The university's action comes three years after a report that revealed that City's Islamic society was promoting a "hard-line Islamist ideology" that led to "the intimidation and harassment of staff, students and members of minority".
The research, by extremism monitor Quilliam, warned that the actions of the ISoc – including comments by its president calling for kaffirs (unbelievers) to be killed and for adulterers to be stoned – had "scared" Jewish students and moderate Muslims.
A London university’s Islamic society promoted a “hard-line Islamist ideology” which led to “the intimidation and harassment of staff, students and members of minority”, researchers have revealed.
A report by the counter-extremism think tank Quilliam shows that the behaviour of City University’s Islamic society (ISoc) “during the last academic year “scared” Jewish students and moderate Muslims and “led to increased religious tensions on campus.”
The authors of the report cautioned that “such extremism may increase the risks of students turning to terrorism.”
They found that Saleh Patel, the ISoc president, had called for kafirs (unbelievers) to be killed and for adulterers to be stoned.
Mr Patel told ISoc members that: “Islam believes in defensive and offensive jihad.”
In recordings of Friday prayers held at the university Mr Patel can be heard saying that the Islamic state “teaches to cut the hand of the thief’” and “to kill the apostate.
“This is what Allah and his messenger…have taught us.
“The difference of opinion lies with regards to how he should be killed not as to what he is – a kafir or a Muslim.
“When they say to us that Islam was spread by the sword, and there is no such thing as jihad, we say to them ‘no’.”
At other times members called for women to be forced into wearing the veils and for shari’ah law to be implemented in Britain.
The ISoc also held daily large-scale protests to oppose the university’s provision of a multifaith prayer room and invited Anwar al-Awlaki, a radical pro-al-Qaeda preacher, to a university event.
According to the report, “ISoc members sought to create a globalised ‘grievance-based’ Muslim identity that was hostile to non-Muslims and paranoid and suspicious of outsiders.”
After complaints from fellow students, including members of the LGBT society and the editor of the student newspaper, the university authorities closed the ISoc website and removed some of its privileges.
Lucy James, the report’s author, called the revelation that such ideas were being openly promoted on a university campus “deeply shocking”.
She said that while City University had done its best to contain the problem, “government, civil society groups, students and moderate Muslim organisations need to help challenge these ideologies before they lead to violence on campus or even an act of terrorism.
“Labour failed to effectively take action against campus radicalisation; hopefully the new government will not also ignore this problem.”

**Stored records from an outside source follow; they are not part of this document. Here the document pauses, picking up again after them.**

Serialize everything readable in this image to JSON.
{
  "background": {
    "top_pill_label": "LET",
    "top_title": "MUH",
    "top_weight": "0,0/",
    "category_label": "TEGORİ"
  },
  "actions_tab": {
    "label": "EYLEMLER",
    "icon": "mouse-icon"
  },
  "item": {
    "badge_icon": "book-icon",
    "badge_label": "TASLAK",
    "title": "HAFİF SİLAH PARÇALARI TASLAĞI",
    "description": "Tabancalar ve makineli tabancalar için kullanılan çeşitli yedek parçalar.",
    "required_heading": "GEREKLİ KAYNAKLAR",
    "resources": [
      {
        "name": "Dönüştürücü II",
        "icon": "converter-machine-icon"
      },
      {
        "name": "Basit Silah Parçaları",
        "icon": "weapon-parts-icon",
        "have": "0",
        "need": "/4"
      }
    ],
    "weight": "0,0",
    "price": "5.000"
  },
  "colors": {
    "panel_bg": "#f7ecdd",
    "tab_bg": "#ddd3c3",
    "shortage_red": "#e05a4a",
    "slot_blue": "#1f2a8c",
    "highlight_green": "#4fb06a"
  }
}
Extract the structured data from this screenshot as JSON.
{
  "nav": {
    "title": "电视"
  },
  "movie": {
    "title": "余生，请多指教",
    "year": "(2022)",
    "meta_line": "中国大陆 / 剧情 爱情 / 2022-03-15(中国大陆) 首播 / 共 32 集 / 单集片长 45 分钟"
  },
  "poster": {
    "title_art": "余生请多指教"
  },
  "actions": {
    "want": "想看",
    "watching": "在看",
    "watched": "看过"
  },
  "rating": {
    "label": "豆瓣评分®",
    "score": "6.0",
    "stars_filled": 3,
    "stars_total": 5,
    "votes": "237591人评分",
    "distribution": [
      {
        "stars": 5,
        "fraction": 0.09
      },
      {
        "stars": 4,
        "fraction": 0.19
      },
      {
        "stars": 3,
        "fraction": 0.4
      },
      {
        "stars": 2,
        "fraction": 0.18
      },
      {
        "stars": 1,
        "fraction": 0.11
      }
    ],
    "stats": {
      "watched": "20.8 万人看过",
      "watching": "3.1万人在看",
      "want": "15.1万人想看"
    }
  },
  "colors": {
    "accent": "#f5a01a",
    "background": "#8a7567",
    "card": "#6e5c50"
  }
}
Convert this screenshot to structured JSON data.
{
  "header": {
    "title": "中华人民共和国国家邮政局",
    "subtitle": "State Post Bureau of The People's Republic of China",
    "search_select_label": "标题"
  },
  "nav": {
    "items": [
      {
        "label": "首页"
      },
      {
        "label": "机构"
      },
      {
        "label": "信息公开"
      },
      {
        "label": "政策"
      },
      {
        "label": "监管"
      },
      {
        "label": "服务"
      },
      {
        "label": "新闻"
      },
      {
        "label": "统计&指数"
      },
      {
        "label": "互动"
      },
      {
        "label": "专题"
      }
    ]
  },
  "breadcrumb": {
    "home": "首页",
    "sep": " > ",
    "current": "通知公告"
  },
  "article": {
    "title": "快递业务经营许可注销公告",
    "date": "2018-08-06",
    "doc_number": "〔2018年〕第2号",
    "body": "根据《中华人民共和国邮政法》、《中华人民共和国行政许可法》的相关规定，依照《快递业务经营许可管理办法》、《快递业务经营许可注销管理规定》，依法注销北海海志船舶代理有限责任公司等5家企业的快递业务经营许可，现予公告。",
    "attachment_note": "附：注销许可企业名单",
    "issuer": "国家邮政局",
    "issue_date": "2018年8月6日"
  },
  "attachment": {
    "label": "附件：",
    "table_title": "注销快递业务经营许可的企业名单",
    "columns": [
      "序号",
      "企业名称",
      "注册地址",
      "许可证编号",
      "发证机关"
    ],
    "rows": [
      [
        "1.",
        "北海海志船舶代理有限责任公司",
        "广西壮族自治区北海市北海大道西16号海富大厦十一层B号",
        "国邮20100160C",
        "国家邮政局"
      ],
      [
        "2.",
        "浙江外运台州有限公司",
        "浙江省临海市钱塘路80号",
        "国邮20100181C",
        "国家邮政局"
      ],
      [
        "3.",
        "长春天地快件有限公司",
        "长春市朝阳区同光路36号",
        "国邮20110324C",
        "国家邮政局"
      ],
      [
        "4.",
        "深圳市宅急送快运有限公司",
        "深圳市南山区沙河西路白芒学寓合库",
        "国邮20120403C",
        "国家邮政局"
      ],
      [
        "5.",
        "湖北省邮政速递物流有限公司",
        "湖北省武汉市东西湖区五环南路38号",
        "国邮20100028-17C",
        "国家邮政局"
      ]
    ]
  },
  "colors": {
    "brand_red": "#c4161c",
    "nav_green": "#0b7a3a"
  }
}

The Quilliam report follows the publication of an investigation into University College London’s approach to tackling campus extremism.
Critics called the investigation, launched after the arrest of former student Umar Farouk Abdulmutallab, "complacent" and a "whitewash".